**Requirement**
An exact reproduction of all the entries below is required.

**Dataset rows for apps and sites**
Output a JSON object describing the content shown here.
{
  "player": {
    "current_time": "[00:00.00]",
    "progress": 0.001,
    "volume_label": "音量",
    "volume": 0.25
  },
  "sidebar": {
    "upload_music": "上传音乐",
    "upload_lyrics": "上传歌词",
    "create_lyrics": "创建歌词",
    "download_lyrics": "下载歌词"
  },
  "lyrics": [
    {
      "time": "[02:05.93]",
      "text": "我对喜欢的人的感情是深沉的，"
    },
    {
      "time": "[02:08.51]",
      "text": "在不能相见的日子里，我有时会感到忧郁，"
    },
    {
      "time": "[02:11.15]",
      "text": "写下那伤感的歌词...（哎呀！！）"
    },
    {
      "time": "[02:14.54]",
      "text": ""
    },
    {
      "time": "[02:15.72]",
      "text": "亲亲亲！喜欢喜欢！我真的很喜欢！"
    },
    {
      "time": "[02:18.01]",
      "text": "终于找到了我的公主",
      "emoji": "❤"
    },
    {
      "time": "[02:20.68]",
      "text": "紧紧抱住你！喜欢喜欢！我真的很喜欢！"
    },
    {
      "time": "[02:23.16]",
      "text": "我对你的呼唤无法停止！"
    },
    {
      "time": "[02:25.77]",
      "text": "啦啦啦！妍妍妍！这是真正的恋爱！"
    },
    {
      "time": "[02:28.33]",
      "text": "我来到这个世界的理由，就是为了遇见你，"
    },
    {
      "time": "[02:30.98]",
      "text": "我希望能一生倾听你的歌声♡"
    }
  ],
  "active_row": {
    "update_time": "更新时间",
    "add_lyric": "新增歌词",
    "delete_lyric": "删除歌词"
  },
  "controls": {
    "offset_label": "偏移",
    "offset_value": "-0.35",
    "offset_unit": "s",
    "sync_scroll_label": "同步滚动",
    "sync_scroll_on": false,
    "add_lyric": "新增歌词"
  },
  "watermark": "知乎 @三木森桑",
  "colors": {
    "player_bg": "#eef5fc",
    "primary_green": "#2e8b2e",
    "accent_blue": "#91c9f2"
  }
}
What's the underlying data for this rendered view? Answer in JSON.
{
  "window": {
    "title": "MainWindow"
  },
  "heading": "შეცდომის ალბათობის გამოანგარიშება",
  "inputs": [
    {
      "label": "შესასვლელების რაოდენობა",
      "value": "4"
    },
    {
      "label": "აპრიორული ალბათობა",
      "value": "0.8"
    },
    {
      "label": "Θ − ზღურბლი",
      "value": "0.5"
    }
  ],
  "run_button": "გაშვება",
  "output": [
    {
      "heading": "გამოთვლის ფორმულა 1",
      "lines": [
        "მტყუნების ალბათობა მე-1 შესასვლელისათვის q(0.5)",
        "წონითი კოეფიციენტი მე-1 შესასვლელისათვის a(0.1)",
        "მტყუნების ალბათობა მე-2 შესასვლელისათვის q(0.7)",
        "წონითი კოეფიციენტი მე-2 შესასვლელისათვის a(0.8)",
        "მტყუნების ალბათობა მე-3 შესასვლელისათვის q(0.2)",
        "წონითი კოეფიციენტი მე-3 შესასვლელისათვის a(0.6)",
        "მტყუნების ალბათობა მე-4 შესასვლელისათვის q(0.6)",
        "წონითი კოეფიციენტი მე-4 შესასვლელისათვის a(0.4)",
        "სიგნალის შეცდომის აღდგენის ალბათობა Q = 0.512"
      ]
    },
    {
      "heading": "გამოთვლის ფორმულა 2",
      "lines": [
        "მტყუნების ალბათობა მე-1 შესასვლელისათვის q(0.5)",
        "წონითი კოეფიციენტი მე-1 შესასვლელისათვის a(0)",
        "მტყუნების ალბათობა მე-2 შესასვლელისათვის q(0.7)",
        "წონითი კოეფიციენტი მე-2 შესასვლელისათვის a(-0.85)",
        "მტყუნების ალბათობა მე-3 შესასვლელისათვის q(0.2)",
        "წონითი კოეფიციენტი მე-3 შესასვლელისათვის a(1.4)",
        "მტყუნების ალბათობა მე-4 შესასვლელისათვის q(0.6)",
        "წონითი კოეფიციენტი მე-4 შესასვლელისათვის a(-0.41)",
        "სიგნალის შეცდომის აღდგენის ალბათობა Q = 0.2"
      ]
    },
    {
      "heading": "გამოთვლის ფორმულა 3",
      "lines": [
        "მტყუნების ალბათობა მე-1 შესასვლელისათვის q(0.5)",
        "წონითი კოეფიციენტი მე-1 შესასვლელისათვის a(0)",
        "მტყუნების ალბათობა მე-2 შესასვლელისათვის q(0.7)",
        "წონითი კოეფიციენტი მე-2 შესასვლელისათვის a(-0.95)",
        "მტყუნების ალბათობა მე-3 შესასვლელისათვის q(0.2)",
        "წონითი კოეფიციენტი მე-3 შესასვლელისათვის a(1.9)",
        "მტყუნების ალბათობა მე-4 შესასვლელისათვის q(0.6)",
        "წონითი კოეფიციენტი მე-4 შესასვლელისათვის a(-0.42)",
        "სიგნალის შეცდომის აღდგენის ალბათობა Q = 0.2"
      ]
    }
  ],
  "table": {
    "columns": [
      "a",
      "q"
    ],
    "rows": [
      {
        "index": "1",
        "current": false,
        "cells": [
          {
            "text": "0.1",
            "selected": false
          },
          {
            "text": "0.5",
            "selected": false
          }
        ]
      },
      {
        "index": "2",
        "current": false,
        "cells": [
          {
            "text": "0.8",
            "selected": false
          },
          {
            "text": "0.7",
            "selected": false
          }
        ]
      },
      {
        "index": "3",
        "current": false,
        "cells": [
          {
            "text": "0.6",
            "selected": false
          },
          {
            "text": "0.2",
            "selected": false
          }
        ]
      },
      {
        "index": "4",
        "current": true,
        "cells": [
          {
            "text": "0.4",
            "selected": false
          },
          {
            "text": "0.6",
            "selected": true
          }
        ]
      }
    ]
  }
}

**Final answer**
Output a JSON object describing the content shown here.
{
  "player": {
    "current_time": "[00:00.00]",
    "progress": 0.001,
    "volume_label": "音量",
    "volume": 0.25
  },
  "sidebar": {
    "upload_music": "上传音乐",
    "upload_lyrics": "上传歌词",
    "create_lyrics": "创建歌词",
    "download_lyrics": "下载歌词"
  },
  "lyrics": [
    {
      "time": "[02:05.93]",
      "text": "我对喜欢的人的感情是深沉的，"
    },
    {
      "time": "[02:08.51]",
      "text": "在不能相见的日子里，我有时会感到忧郁，"
    },
    {
      "time": "[02:11.15]",
      "text": "写下那伤感的歌词...（哎呀！！）"
    },
    {
      "time": "[02:14.54]",
      "text": ""
    },
    {
      "time": "[02:15.72]",
      "text": "亲亲亲！喜欢喜欢！我真的很喜欢！"
    },
    {
      "time": "[02:18.01]",
      "text": "终于找到了我的公主",
      "emoji": "❤"
    },
    {
      "time": "[02:20.68]",
      "text": "紧紧抱住你！喜欢喜欢！我真的很喜欢！"
    },
    {
      "time": "[02:23.16]",
      "text": "我对你的呼唤无法停止！"
    },
    {
      "time": "[02:25.77]",
      "text": "啦啦啦！妍妍妍！这是真正的恋爱！"
    },
    {
      "time": "[02:28.33]",
      "text": "我来到这个世界的理由，就是为了遇见你，"
    },
    {
      "time": "[02:30.98]",
      "text": "我希望能一生倾听你的歌声♡"
    }
  ],
  "active_row": {
    "update_time": "更新时间",
    "add_lyric": "新增歌词",
    "delete_lyric": "删除歌词"
  },
  "controls": {
    "offset_label": "偏移",
    "offset_value": "-0.35",
    "offset_unit": "s",
    "sync_scroll_label": "同步滚动",
    "sync_scroll_on": false,
    "add_lyric": "新增歌词"
  },
  "watermark": "知乎 @三木森桑",
  "colors": {
    "player_bg": "#eef5fc",
    "primary_green": "#2e8b2e",
    "accent_blue": "#91c9f2"
  }
}
What's the underlying data for this rendered view? Answer in JSON.
{
  "window": {
    "title": "MainWindow"
  },
  "heading": "შეცდომის ალბათობის გამოანგარიშება",
  "inputs": [
    {
      "label": "შესასვლელების რაოდენობა",
      "value": "4"
    },
    {
      "label": "აპრიორული ალბათობა",
      "value": "0.8"
    },
    {
      "label": "Θ − ზღურბლი",
      "value": "0.5"
    }
  ],
  "run_button": "გაშვება",
  "output": [
    {
      "heading": "გამოთვლის ფორმულა 1",
      "lines": [
        "მტყუნების ალბათობა მე-1 შესასვლელისათვის q(0.5)",
        "წონითი კოეფიციენტი მე-1 შესასვლელისათვის a(0.1)",
        "მტყუნების ალბათობა მე-2 შესასვლელისათვის q(0.7)",
        "წონითი კოეფიციენტი მე-2 შესასვლელისათვის a(0.8)",
        "მტყუნების ალბათობა მე-3 შესასვლელისათვის q(0.2)",
        "წონითი კოეფიციენტი მე-3 შესასვლელისათვის a(0.6)",
        "მტყუნების ალბათობა მე-4 შესასვლელისათვის q(0.6)",
        "წონითი კოეფიციენტი მე-4 შესასვლელისათვის a(0.4)",
        "სიგნალის შეცდომის აღდგენის ალბათობა Q = 0.512"
      ]
    },
    {
      "heading": "გამოთვლის ფორმულა 2",
      "lines": [
        "მტყუნების ალბათობა მე-1 შესასვლელისათვის q(0.5)",
        "წონითი კოეფიციენტი მე-1 შესასვლელისათვის a(0)",
        "მტყუნების ალბათობა მე-2 შესასვლელისათვის q(0.7)",
        "წონითი კოეფიციენტი მე-2 შესასვლელისათვის a(-0.85)",
        "მტყუნების ალბათობა მე-3 შესასვლელისათვის q(0.2)",
        "წონითი კოეფიციენტი მე-3 შესასვლელისათვის a(1.4)",
        "მტყუნების ალბათობა მე-4 შესასვლელისათვის q(0.6)",
        "წონითი კოეფიციენტი მე-4 შესასვლელისათვის a(-0.41)",
        "სიგნალის შეცდომის აღდგენის ალბათობა Q = 0.2"
      ]
    },
    {
      "heading": "გამოთვლის ფორმულა 3",
      "lines": [
        "მტყუნების ალბათობა მე-1 შესასვლელისათვის q(0.5)",
        "წონითი კოეფიციენტი მე-1 შესასვლელისათვის a(0)",
        "მტყუნების ალბათობა მე-2 შესასვლელისათვის q(0.7)",
        "წონითი კოეფიციენტი მე-2 შესასვლელისათვის a(-0.95)",
        "მტყუნების ალბათობა მე-3 შესასვლელისათვის q(0.2)",
        "წონითი კოეფიციენტი მე-3 შესასვლელისათვის a(1.9)",
        "მტყუნების ალბათობა მე-4 შესასვლელისათვის q(0.6)",
        "წონითი კოეფიციენტი მე-4 შესასვლელისათვის a(-0.42)",
        "სიგნალის შეცდომის აღდგენის ალბათობა Q = 0.2"
      ]
    }
  ],
  "table": {
    "columns": [
      "a",
      "q"
    ],
    "rows": [
      {
        "index": "1",
        "current": false,
        "cells": [
          {
            "text": "0.1",
            "selected": false
          },
          {
            "text": "0.5",
            "selected": false
          }
        ]
      },
      {
        "index": "2",
        "current": false,
        "cells": [
          {
            "text": "0.8",
            "selected": false
          },
          {
            "text": "0.7",
            "selected": false
          }
        ]
      },
      {
        "index": "3",
        "current": false,
        "cells": [
          {
            "text": "0.6",
            "selected": false
          },
          {
            "text": "0.2",
            "selected": false
          }
        ]
      },
      {
        "index": "4",
        "current": true,
        "cells": [
          {
            "text": "0.4",
            "selected": false
          },
          {
            "text": "0.6",
            "selected": true
          }
        ]
      }
    ]
  }
}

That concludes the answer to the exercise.